What you need to do
Line for line, return the data exactly, omitting all pictures.

*** Opening of Material to process ***

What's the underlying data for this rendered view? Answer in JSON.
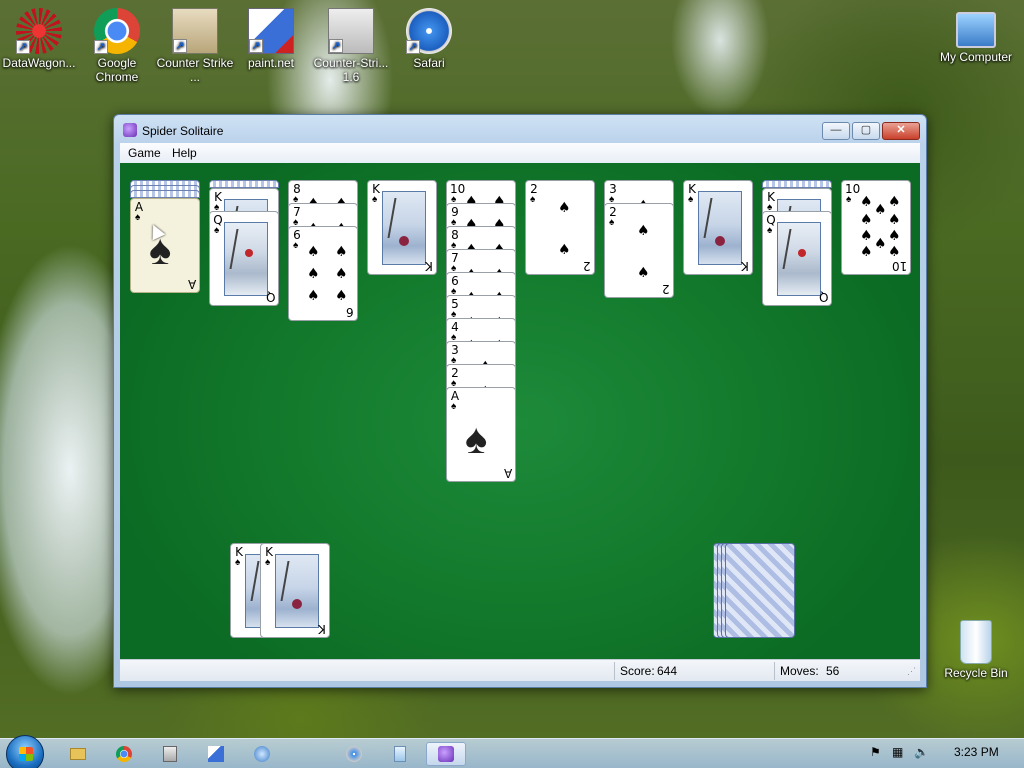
{
  "desktop": {
    "icons": [
      {
        "label": "DataWagon...",
        "icon": "datawagon-icon"
      },
      {
        "label": "Google Chrome",
        "icon": "chrome-icon"
      },
      {
        "label": "Counter Strike ...",
        "icon": "counter-strike-icon"
      },
      {
        "label": "paint.net",
        "icon": "paintnet-icon"
      },
      {
        "label": "Counter-Stri... 1.6",
        "icon": "counter-strike-16-icon"
      },
      {
        "label": "Safari",
        "icon": "safari-icon"
      },
      {
        "label": "My Computer",
        "icon": "computer-icon"
      },
      {
        "label": "Recycle Bin",
        "icon": "recycle-bin-icon"
      }
    ]
  },
  "window": {
    "title": "Spider Solitaire",
    "menu": [
      "Game",
      "Help"
    ],
    "controls": {
      "minimize": "—",
      "maximize": "▢",
      "close": "✕"
    }
  },
  "game": {
    "suit": "♠",
    "tableau": [
      {
        "hidden": 3,
        "cards": [
          "A"
        ]
      },
      {
        "hidden": 1,
        "cards": [
          "K",
          "Q"
        ]
      },
      {
        "hidden": 0,
        "cards": [
          "8",
          "7",
          "6"
        ]
      },
      {
        "hidden": 0,
        "cards": [
          "K"
        ]
      },
      {
        "hidden": 0,
        "cards": [
          "10",
          "9",
          "8",
          "7",
          "6",
          "5",
          "4",
          "3",
          "2",
          "A"
        ]
      },
      {
        "hidden": 0,
        "cards": [
          "2"
        ]
      },
      {
        "hidden": 0,
        "cards": [
          "3",
          "2"
        ]
      },
      {
        "hidden": 0,
        "cards": [
          "K"
        ]
      },
      {
        "hidden": 1,
        "cards": [
          "K",
          "Q"
        ]
      },
      {
        "hidden": 0,
        "cards": [
          "10"
        ]
      }
    ],
    "foundations": [
      "K",
      "K"
    ],
    "stock_piles": 4
  },
  "status": {
    "score_label": "Score:",
    "score": "644",
    "moves_label": "Moves:",
    "moves": "56"
  },
  "taskbar": {
    "items": [
      "explorer-icon",
      "chrome-icon",
      "counter-strike-icon",
      "paintnet-icon",
      "media-icon",
      "safari-icon",
      "notepad-icon",
      "spider-solitaire-icon"
    ],
    "clock": "3:23 PM"
  }
}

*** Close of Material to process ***

Exercise solution
What's the underlying data for this rendered view? Answer in JSON.
{
  "desktop": {
    "icons": [
      {
        "label": "DataWagon...",
        "icon": "datawagon-icon"
      },
      {
        "label": "Google Chrome",
        "icon": "chrome-icon"
      },
      {
        "label": "Counter Strike ...",
        "icon": "counter-strike-icon"
      },
      {
        "label": "paint.net",
        "icon": "paintnet-icon"
      },
      {
        "label": "Counter-Stri... 1.6",
        "icon": "counter-strike-16-icon"
      },
      {
        "label": "Safari",
        "icon": "safari-icon"
      },
      {
        "label": "My Computer",
        "icon": "computer-icon"
      },
      {
        "label": "Recycle Bin",
        "icon": "recycle-bin-icon"
      }
    ]
  },
  "window": {
    "title": "Spider Solitaire",
    "menu": [
      "Game",
      "Help"
    ],
    "controls": {
      "minimize": "—",
      "maximize": "▢",
      "close": "✕"
    }
  },
  "game": {
    "suit": "♠",
    "tableau": [
      {
        "hidden": 3,
        "cards": [
          "A"
        ]
      },
      {
        "hidden": 1,
        "cards": [
          "K",
          "Q"
        ]
      },
      {
        "hidden": 0,
        "cards": [
          "8",
          "7",
          "6"
        ]
      },
      {
        "hidden": 0,
        "cards": [
          "K"
        ]
      },
      {
        "hidden": 0,
        "cards": [
          "10",
          "9",
          "8",
          "7",
          "6",
          "5",
          "4",
          "3",
          "2",
          "A"
        ]
      },
      {
        "hidden": 0,
        "cards": [
          "2"
        ]
      },
      {
        "hidden": 0,
        "cards": [
          "3",
          "2"
        ]
      },
      {
        "hidden": 0,
        "cards": [
          "K"
        ]
      },
      {
        "hidden": 1,
        "cards": [
          "K",
          "Q"
        ]
      },
      {
        "hidden": 0,
        "cards": [
          "10"
        ]
      }
    ],
    "foundations": [
      "K",
      "K"
    ],
    "stock_piles": 4
  },
  "status": {
    "score_label": "Score:",
    "score": "644",
    "moves_label": "Moves:",
    "moves": "56"
  },
  "taskbar": {
    "items": [
      "explorer-icon",
      "chrome-icon",
      "counter-strike-icon",
      "paintnet-icon",
      "media-icon",
      "safari-icon",
      "notepad-icon",
      "spider-solitaire-icon"
    ],
    "clock": "3:23 PM"
  }
}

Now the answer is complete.